In the analysis of section 4 in the 1965 Senate report, Bayh expressed his belief that "reasonable men" would engage in "prompt action" if required: "It is assumed that such [a] decision would be made only after adequate consultation with medical experts who are intimately familiar with the president's physical and mental condition."(21) This "assumption" has been equated with the intent of those who framed the amendment that "constitutional decision makers would solicit appropriate medical advice."(22) Although "to assume" is not "to intend," let us agree that there might have been an understanding that an accurate assessment of impairment would be an essential underpinning of a decision to replace a disabled president. In support of that belief, Senator Roman Hruska expressed the conviction during the hearings that "the determination of presidential inability is obviously a factual matter.... The issue is simply whether a specific individual with certain physical, mental, or emotional impairments possesses the ability to continue as the chief executive."(23)

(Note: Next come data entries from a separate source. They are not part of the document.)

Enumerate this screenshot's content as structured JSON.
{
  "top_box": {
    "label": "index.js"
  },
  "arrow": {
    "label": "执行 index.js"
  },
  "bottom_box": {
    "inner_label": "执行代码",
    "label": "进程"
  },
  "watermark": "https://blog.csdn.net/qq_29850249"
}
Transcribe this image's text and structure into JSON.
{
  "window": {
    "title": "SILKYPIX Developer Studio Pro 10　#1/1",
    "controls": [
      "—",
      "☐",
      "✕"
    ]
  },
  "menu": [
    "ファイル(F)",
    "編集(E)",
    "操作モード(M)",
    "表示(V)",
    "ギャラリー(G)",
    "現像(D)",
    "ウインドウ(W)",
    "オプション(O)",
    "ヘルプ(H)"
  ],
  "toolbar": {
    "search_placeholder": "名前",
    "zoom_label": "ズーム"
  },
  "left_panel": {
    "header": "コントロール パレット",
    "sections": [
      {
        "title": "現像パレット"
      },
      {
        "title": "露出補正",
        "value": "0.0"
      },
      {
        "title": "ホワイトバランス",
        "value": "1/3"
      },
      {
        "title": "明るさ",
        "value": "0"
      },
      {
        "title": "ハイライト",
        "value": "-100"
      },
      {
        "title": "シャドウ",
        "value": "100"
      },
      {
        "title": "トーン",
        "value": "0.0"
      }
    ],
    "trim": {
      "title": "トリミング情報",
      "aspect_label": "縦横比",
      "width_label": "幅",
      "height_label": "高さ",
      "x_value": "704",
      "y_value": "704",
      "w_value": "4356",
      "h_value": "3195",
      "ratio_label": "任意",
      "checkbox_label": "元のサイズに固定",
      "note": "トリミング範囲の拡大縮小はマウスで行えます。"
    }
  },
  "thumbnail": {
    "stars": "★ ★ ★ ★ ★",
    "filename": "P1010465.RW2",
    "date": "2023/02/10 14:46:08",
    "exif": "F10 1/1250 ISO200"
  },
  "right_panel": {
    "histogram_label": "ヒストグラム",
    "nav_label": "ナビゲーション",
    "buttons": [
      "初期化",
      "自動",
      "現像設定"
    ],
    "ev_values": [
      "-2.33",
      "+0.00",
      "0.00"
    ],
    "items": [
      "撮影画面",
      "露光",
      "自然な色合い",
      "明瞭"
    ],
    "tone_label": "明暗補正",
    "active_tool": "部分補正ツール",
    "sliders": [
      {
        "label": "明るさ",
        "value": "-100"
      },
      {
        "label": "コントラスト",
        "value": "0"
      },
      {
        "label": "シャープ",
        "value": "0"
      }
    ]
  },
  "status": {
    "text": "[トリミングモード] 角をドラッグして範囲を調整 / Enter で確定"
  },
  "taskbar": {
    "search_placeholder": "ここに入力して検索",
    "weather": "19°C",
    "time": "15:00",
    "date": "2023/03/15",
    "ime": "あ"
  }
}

In the Senate hearings of 1964, James McGregor Burns, a well-known historian of the presidency, had made the point that "lacking clear medical advice, they [the Cabinet] could not be sure of even the facts in the case."(24) He recommended a presidential commission, which would then designate "a physicians' panel to report the medical facts.... The problem is one of judgment on the part of experienced, reasonably disinterested men who understand the condition of the president."(25) He expressed his concern that "there might be some tendency to turn to the kind of physician that might be most expedient in the situation. Whatever body makes the decision must turn to a panel of physicians." He emphasized the importance of a "disinterested choice of physicians rather than choices that might be influenced by the heavily political nature of the president's Cabinet."(26)
Years later, during a reconsideration of the Twenty-fifth Amendment, Bayh clearly was skeptical about relying on the president's physician: "It is awfully hard to envision a personal physician to someone like the president . who is not going to feel very close to him and protective of him."(27) He added, "I don't think the president's physician should make those judgments himself."(28)
There is a procedure whereby Bayh's goals could be achieved without changing the amendment, without violating the separation of powers doctrine, without impinging on the safeguards implicit in the appointments clause, and without distorting the fine balance between independence and accountability.
Such a corrective measure(29) borrows from Bert E. Park's germinal contributions in clarifying the outlines of a solution to this matter and the potential cost of failure to grapple with it.(30) It departs from Park's original approach of substituting a disability commission as the "other body" referred to in section 4 of the amendment and, therefore, avoids the controversy over the supposed need to replace the Cabinet.(31) It is in accord with many aspects of Park's modified plan, defined in 1995.(32) In brief, it continues to rely on the vice president and the Cabinet as the final arbiters of the political decision on disability but makes available an independent expert advisory group of medical consultants to provide the medical facts on impairment that the decision makers require.
A Medical Advisory Committee on the Health of the President
Either by statute or by concurrent resolution of Congress, a system should be enacted that ensures the vice president, the Cabinet, and the public of objective, independent, and...